Supplied data
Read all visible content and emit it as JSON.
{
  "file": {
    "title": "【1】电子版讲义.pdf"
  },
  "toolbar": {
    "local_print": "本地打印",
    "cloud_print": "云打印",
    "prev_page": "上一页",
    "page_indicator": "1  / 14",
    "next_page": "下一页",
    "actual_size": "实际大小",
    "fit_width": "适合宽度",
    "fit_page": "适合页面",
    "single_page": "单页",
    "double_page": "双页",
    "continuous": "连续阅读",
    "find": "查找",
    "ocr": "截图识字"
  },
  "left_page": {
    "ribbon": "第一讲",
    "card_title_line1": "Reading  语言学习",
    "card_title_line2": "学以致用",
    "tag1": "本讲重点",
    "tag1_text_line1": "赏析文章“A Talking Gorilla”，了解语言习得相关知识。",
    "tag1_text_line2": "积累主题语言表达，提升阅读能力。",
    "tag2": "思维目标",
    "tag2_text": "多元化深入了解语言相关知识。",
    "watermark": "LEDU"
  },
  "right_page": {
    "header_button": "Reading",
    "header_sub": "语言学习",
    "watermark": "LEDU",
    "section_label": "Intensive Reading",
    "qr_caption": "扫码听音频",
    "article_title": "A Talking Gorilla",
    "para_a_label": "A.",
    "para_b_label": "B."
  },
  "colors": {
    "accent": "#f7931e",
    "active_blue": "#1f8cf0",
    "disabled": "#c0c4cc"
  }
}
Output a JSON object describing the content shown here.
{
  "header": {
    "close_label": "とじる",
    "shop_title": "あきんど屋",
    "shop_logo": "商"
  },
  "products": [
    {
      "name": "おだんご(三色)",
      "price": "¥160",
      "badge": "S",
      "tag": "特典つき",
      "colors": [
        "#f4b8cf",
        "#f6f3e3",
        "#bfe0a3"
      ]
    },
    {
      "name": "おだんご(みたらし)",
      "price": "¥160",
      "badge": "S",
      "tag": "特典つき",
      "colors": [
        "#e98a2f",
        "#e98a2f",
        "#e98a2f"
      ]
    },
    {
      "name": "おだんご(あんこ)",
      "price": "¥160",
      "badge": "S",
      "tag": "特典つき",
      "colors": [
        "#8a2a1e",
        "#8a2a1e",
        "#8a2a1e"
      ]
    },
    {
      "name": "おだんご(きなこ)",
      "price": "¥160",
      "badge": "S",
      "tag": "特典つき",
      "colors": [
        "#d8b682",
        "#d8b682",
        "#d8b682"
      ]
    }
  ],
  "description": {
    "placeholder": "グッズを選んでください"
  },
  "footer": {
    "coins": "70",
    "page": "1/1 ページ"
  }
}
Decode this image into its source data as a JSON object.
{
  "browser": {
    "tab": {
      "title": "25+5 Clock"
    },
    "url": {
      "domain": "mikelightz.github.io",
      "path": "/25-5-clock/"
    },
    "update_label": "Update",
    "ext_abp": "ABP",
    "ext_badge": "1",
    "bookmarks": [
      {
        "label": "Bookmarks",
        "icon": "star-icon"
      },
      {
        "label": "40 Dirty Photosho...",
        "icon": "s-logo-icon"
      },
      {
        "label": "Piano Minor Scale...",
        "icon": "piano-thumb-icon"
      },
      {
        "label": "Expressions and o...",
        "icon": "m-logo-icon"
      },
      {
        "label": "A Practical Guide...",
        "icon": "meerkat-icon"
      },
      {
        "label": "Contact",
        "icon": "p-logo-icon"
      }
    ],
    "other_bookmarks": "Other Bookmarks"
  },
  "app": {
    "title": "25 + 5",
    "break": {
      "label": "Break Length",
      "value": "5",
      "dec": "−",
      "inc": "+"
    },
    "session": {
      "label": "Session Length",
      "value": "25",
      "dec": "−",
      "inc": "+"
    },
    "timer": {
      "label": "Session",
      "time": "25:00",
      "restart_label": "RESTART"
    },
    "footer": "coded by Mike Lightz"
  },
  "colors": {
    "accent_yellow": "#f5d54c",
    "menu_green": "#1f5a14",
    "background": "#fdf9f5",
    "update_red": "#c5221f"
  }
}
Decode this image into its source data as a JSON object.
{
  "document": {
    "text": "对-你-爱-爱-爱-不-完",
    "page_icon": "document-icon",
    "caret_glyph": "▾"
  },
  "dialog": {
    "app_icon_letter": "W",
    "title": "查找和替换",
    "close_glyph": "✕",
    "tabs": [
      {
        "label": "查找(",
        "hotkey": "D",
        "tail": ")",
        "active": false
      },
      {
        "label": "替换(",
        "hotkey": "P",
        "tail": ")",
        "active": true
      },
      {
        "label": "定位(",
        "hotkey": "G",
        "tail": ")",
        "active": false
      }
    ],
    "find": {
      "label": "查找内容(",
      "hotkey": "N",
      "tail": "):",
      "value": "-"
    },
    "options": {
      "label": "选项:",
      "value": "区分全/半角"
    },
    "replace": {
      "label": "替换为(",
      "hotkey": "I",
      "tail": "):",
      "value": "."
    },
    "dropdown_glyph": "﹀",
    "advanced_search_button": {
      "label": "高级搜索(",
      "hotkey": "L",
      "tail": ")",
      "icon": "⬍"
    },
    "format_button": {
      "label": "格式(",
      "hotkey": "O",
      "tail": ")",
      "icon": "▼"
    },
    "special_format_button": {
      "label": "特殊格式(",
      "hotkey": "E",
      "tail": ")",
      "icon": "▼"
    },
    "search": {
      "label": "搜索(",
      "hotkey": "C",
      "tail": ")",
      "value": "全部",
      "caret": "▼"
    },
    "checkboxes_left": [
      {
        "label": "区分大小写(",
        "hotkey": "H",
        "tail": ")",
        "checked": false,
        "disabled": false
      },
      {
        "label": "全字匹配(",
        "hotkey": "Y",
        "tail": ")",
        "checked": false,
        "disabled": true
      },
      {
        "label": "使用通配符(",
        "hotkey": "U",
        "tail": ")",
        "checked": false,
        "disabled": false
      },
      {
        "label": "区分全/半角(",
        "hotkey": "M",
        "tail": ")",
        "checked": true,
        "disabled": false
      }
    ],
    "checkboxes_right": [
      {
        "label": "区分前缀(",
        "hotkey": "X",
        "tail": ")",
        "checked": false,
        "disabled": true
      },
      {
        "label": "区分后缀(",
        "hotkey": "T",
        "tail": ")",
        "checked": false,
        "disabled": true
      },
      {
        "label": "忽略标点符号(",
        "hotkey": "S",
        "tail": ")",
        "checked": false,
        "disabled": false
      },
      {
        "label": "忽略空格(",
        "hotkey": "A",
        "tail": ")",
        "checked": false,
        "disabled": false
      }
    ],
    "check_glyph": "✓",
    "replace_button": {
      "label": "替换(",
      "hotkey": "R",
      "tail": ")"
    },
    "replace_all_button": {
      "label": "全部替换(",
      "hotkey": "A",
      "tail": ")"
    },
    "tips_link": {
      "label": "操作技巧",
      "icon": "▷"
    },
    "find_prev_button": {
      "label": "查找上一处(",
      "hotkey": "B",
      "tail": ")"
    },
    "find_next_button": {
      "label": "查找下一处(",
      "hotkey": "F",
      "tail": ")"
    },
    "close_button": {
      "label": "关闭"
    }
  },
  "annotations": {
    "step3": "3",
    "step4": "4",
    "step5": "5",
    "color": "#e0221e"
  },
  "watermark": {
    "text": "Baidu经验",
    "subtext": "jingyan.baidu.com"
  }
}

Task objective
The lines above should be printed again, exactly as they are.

Response to the exercise
Read all visible content and emit it as JSON.
{
  "file": {
    "title": "【1】电子版讲义.pdf"
  },
  "toolbar": {
    "local_print": "本地打印",
    "cloud_print": "云打印",
    "prev_page": "上一页",
    "page_indicator": "1  / 14",
    "next_page": "下一页",
    "actual_size": "实际大小",
    "fit_width": "适合宽度",
    "fit_page": "适合页面",
    "single_page": "单页",
    "double_page": "双页",
    "continuous": "连续阅读",
    "find": "查找",
    "ocr": "截图识字"
  },
  "left_page": {
    "ribbon": "第一讲",
    "card_title_line1": "Reading  语言学习",
    "card_title_line2": "学以致用",
    "tag1": "本讲重点",
    "tag1_text_line1": "赏析文章“A Talking Gorilla”，了解语言习得相关知识。",
    "tag1_text_line2": "积累主题语言表达，提升阅读能力。",
    "tag2": "思维目标",
    "tag2_text": "多元化深入了解语言相关知识。",
    "watermark": "LEDU"
  },
  "right_page": {
    "header_button": "Reading",
    "header_sub": "语言学习",
    "watermark": "LEDU",
    "section_label": "Intensive Reading",
    "qr_caption": "扫码听音频",
    "article_title": "A Talking Gorilla",
    "para_a_label": "A.",
    "para_b_label": "B."
  },
  "colors": {
    "accent": "#f7931e",
    "active_blue": "#1f8cf0",
    "disabled": "#c0c4cc"
  }
}
Output a JSON object describing the content shown here.
{
  "header": {
    "close_label": "とじる",
    "shop_title": "あきんど屋",
    "shop_logo": "商"
  },
  "products": [
    {
      "name": "おだんご(三色)",
      "price": "¥160",
      "badge": "S",
      "tag": "特典つき",
      "colors": [
        "#f4b8cf",
        "#f6f3e3",
        "#bfe0a3"
      ]
    },
    {
      "name": "おだんご(みたらし)",
      "price": "¥160",
      "badge": "S",
      "tag": "特典つき",
      "colors": [
        "#e98a2f",
        "#e98a2f",
        "#e98a2f"
      ]
    },
    {
      "name": "おだんご(あんこ)",
      "price": "¥160",
      "badge": "S",
      "tag": "特典つき",
      "colors": [
        "#8a2a1e",
        "#8a2a1e",
        "#8a2a1e"
      ]
    },
    {
      "name": "おだんご(きなこ)",
      "price": "¥160",
      "badge": "S",
      "tag": "特典つき",
      "colors": [
        "#d8b682",
        "#d8b682",
        "#d8b682"
      ]
    }
  ],
  "description": {
    "placeholder": "グッズを選んでください"
  },
  "footer": {
    "coins": "70",
    "page": "1/1 ページ"
  }
}
Decode this image into its source data as a JSON object.
{
  "browser": {
    "tab": {
      "title": "25+5 Clock"
    },
    "url": {
      "domain": "mikelightz.github.io",
      "path": "/25-5-clock/"
    },
    "update_label": "Update",
    "ext_abp": "ABP",
    "ext_badge": "1",
    "bookmarks": [
      {
        "label": "Bookmarks",
        "icon": "star-icon"
      },
      {
        "label": "40 Dirty Photosho...",
        "icon": "s-logo-icon"
      },
      {
        "label": "Piano Minor Scale...",
        "icon": "piano-thumb-icon"
      },
      {
        "label": "Expressions and o...",
        "icon": "m-logo-icon"
      },
      {
        "label": "A Practical Guide...",
        "icon": "meerkat-icon"
      },
      {
        "label": "Contact",
        "icon": "p-logo-icon"
      }
    ],
    "other_bookmarks": "Other Bookmarks"
  },
  "app": {
    "title": "25 + 5",
    "break": {
      "label": "Break Length",
      "value": "5",
      "dec": "−",
      "inc": "+"
    },
    "session": {
      "label": "Session Length",
      "value": "25",
      "dec": "−",
      "inc": "+"
    },
    "timer": {
      "label": "Session",
      "time": "25:00",
      "restart_label": "RESTART"
    },
    "footer": "coded by Mike Lightz"
  },
  "colors": {
    "accent_yellow": "#f5d54c",
    "menu_green": "#1f5a14",
    "background": "#fdf9f5",
    "update_red": "#c5221f"
  }
}
Decode this image into its source data as a JSON object.
{
  "document": {
    "text": "对-你-爱-爱-爱-不-完",
    "page_icon": "document-icon",
    "caret_glyph": "▾"
  },
  "dialog": {
    "app_icon_letter": "W",
    "title": "查找和替换",
    "close_glyph": "✕",
    "tabs": [
      {
        "label": "查找(",
        "hotkey": "D",
        "tail": ")",
        "active": false
      },
      {
        "label": "替换(",
        "hotkey": "P",
        "tail": ")",
        "active": true
      },
      {
        "label": "定位(",
        "hotkey": "G",
        "tail": ")",
        "active": false
      }
    ],
    "find": {
      "label": "查找内容(",
      "hotkey": "N",
      "tail": "):",
      "value": "-"
    },
    "options": {
      "label": "选项:",
      "value": "区分全/半角"
    },
    "replace": {
      "label": "替换为(",
      "hotkey": "I",
      "tail": "):",
      "value": "."
    },
    "dropdown_glyph": "﹀",
    "advanced_search_button": {
      "label": "高级搜索(",
      "hotkey": "L",
      "tail": ")",
      "icon": "⬍"
    },
    "format_button": {
      "label": "格式(",
      "hotkey": "O",
      "tail": ")",
      "icon": "▼"
    },
    "special_format_button": {
      "label": "特殊格式(",
      "hotkey": "E",
      "tail": ")",
      "icon": "▼"
    },
    "search": {
      "label": "搜索(",
      "hotkey": "C",
      "tail": ")",
      "value": "全部",
      "caret": "▼"
    },
    "checkboxes_left": [
      {
        "label": "区分大小写(",
        "hotkey": "H",
        "tail": ")",
        "checked": false,
        "disabled": false
      },
      {
        "label": "全字匹配(",
        "hotkey": "Y",
        "tail": ")",
        "checked": false,
        "disabled": true
      },
      {
        "label": "使用通配符(",
        "hotkey": "U",
        "tail": ")",
        "checked": false,
        "disabled": false
      },
      {
        "label": "区分全/半角(",
        "hotkey": "M",
        "tail": ")",
        "checked": true,
        "disabled": false
      }
    ],
    "checkboxes_right": [
      {
        "label": "区分前缀(",
        "hotkey": "X",
        "tail": ")",
        "checked": false,
        "disabled": true
      },
      {
        "label": "区分后缀(",
        "hotkey": "T",
        "tail": ")",
        "checked": false,
        "disabled": true
      },
      {
        "label": "忽略标点符号(",
        "hotkey": "S",
        "tail": ")",
        "checked": false,
        "disabled": false
      },
      {
        "label": "忽略空格(",
        "hotkey": "A",
        "tail": ")",
        "checked": false,
        "disabled": false
      }
    ],
    "check_glyph": "✓",
    "replace_button": {
      "label": "替换(",
      "hotkey": "R",
      "tail": ")"
    },
    "replace_all_button": {
      "label": "全部替换(",
      "hotkey": "A",
      "tail": ")"
    },
    "tips_link": {
      "label": "操作技巧",
      "icon": "▷"
    },
    "find_prev_button": {
      "label": "查找上一处(",
      "hotkey": "B",
      "tail": ")"
    },
    "find_next_button": {
      "label": "查找下一处(",
      "hotkey": "F",
      "tail": ")"
    },
    "close_button": {
      "label": "关闭"
    }
  },
  "annotations": {
    "step3": "3",
    "step4": "4",
    "step5": "5",
    "color": "#e0221e"
  },
  "watermark": {
    "text": "Baidu经验",
    "subtext": "jingyan.baidu.com"
  }
}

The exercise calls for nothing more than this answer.